Two IIT alumni receive MacArthur Genius Grant award for exceptional research

Subhash Khot and Manu Prakash, two scientists of Indian origin, are granted the prestigious MacArthur Genius Grant Fellowship award worth $625,000 for five years. Incidentally, the two researchers are former IIT graduates. The John D and Catherine T MacArthur Foundation has officially announced the names of its “Class of 2016”, which consist of twenty-three exceptionally creative and bright researchers.

Touted as the “genius grant,” Subhash Khot is now associated with New York University, and Manu Prakash forms part of Standford University. While Dr. Khot studied in IIT Bombay, Dr. Prakash graduated from IIT Kanpur.

Subhash Khot developed Unique Games Conjecture

Recipient of the Nevanlinna Prize in 2014, Dr. Khot works in theoretical computer science. He has developed the Unique Games Conjecture to the arena of computational complexity theory that really stands out. His invention means that even obtaining approximate solutions to a host of other diverse problems are too hard.

Subhash Khot

Technically, mathematicians have come up with important results in Fourier Analysis, Geometry including the stability of various election models. He is currently working as a computer scientist at New York University.

Manu Prakash developed gadgets that support frugal science and foldscope

Even though Manu Prakash is a graduate in Computer Science and Engineering, he is a physical biologist and inventor.
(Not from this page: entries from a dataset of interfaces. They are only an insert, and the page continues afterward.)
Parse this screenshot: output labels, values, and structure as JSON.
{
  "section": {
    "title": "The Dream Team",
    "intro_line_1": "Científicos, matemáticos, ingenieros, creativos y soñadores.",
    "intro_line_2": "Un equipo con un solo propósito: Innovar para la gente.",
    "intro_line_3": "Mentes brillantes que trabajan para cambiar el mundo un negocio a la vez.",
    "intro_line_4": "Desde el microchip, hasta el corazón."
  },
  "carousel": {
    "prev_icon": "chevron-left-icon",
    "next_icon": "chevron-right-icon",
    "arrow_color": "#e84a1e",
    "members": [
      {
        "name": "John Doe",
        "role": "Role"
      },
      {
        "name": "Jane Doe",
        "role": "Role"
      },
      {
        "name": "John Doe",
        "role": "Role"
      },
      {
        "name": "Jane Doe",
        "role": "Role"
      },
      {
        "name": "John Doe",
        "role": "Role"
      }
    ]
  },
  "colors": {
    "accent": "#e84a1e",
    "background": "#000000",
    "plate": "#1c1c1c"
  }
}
Interestingly, he has invented several gadgets that support frugal science. Manu has invented “Foldscope,” which is a microscope made by a folding paper like in origami and sporting a glass bead lens.

If you are unaware, the Foldscope costs less than seventy rupees and can view things in the submicron range. His invention has been deployed in schools, colleges, medical experts and citizen scientists.

Manu Prakash

Manu also invented a sticker-like microfluid chip that can be used to collect thousands of nanoliter-sized droplets of saliva from mosquito bites. This is for the purpose of testing pathogens. This is also a low-cost gadget, which has an ability to assist in monitoring outbreaks of mosquito-borne diseases.

Manu designed a water computer out of tiny air bubbles

Recently, Manu demonstrated a water computer, which is designed using a computer out of tiny air bubbles traveling in a microfluidic channel. He is currently an assistant professor of bioengineering at Stanford University in the United States.

Both Subhash and Manu will get a grant of $625,000 over a period of five years. The MacArthur Genius Grant Fellowships recognizes outstandingly creative personalities in various fields such as art, science, mathematics and civil rights. Previously, the fellowships were awarded to Nigerian writer Chimamanda Adichie and mathematician Yitang Zhang.